=== What you should do ===
Every line below needs to be returned exactly as written.

======== Data to examine

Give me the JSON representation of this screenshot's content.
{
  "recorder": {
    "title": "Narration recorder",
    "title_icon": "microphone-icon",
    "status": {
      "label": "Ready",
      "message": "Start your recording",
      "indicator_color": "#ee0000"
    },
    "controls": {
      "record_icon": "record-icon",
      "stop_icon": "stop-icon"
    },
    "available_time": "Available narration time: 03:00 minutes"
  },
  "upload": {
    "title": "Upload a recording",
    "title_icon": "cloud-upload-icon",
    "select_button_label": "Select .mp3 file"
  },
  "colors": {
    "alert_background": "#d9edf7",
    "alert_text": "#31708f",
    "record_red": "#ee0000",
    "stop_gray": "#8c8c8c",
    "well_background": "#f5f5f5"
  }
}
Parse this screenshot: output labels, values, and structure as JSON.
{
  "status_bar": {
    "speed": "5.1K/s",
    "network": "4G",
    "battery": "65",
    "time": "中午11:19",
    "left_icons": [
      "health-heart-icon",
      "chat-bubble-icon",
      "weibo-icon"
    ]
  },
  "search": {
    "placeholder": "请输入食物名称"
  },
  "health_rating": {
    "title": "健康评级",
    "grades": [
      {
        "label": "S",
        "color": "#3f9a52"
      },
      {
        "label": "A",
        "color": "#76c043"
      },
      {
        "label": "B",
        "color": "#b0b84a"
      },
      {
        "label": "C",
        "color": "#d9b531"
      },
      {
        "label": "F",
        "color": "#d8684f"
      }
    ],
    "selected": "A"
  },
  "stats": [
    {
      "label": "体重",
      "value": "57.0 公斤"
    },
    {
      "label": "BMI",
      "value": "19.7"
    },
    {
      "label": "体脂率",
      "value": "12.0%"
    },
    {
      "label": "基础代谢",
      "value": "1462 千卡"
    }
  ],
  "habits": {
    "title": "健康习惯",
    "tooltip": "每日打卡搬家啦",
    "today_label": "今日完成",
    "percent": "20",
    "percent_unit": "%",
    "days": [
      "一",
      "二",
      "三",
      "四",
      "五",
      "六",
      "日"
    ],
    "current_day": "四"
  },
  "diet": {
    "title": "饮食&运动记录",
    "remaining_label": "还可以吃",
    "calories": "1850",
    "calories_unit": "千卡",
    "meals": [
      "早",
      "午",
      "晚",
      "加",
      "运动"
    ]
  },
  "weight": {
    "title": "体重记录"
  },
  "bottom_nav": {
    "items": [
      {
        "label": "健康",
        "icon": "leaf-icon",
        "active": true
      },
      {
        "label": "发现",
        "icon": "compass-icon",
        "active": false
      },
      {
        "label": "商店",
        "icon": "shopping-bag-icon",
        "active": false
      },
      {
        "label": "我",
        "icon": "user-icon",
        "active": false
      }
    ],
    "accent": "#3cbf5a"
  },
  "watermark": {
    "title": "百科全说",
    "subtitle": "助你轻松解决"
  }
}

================

=== Result below ===
Give me the JSON representation of this screenshot's content.
{
  "recorder": {
    "title": "Narration recorder",
    "title_icon": "microphone-icon",
    "status": {
      "label": "Ready",
      "message": "Start your recording",
      "indicator_color": "#ee0000"
    },
    "controls": {
      "record_icon": "record-icon",
      "stop_icon": "stop-icon"
    },
    "available_time": "Available narration time: 03:00 minutes"
  },
  "upload": {
    "title": "Upload a recording",
    "title_icon": "cloud-upload-icon",
    "select_button_label": "Select .mp3 file"
  },
  "colors": {
    "alert_background": "#d9edf7",
    "alert_text": "#31708f",
    "record_red": "#ee0000",
    "stop_gray": "#8c8c8c",
    "well_background": "#f5f5f5"
  }
}
Parse this screenshot: output labels, values, and structure as JSON.
{
  "status_bar": {
    "speed": "5.1K/s",
    "network": "4G",
    "battery": "65",
    "time": "中午11:19",
    "left_icons": [
      "health-heart-icon",
      "chat-bubble-icon",
      "weibo-icon"
    ]
  },
  "search": {
    "placeholder": "请输入食物名称"
  },
  "health_rating": {
    "title": "健康评级",
    "grades": [
      {
        "label": "S",
        "color": "#3f9a52"
      },
      {
        "label": "A",
        "color": "#76c043"
      },
      {
        "label": "B",
        "color": "#b0b84a"
      },
      {
        "label": "C",
        "color": "#d9b531"
      },
      {
        "label": "F",
        "color": "#d8684f"
      }
    ],
    "selected": "A"
  },
  "stats": [
    {
      "label": "体重",
      "value": "57.0 公斤"
    },
    {
      "label": "BMI",
      "value": "19.7"
    },
    {
      "label": "体脂率",
      "value": "12.0%"
    },
    {
      "label": "基础代谢",
      "value": "1462 千卡"
    }
  ],
  "habits": {
    "title": "健康习惯",
    "tooltip": "每日打卡搬家啦",
    "today_label": "今日完成",
    "percent": "20",
    "percent_unit": "%",
    "days": [
      "一",
      "二",
      "三",
      "四",
      "五",
      "六",
      "日"
    ],
    "current_day": "四"
  },
  "diet": {
    "title": "饮食&运动记录",
    "remaining_label": "还可以吃",
    "calories": "1850",
    "calories_unit": "千卡",
    "meals": [
      "早",
      "午",
      "晚",
      "加",
      "运动"
    ]
  },
  "weight": {
    "title": "体重记录"
  },
  "bottom_nav": {
    "items": [
      {
        "label": "健康",
        "icon": "leaf-icon",
        "active": true
      },
      {
        "label": "发现",
        "icon": "compass-icon",
        "active": false
      },
      {
        "label": "商店",
        "icon": "shopping-bag-icon",
        "active": false
      },
      {
        "label": "我",
        "icon": "user-icon",
        "active": false
      }
    ],
    "accent": "#3cbf5a"
  },
  "watermark": {
    "title": "百科全说",
    "subtitle": "助你轻松解决"
  }
}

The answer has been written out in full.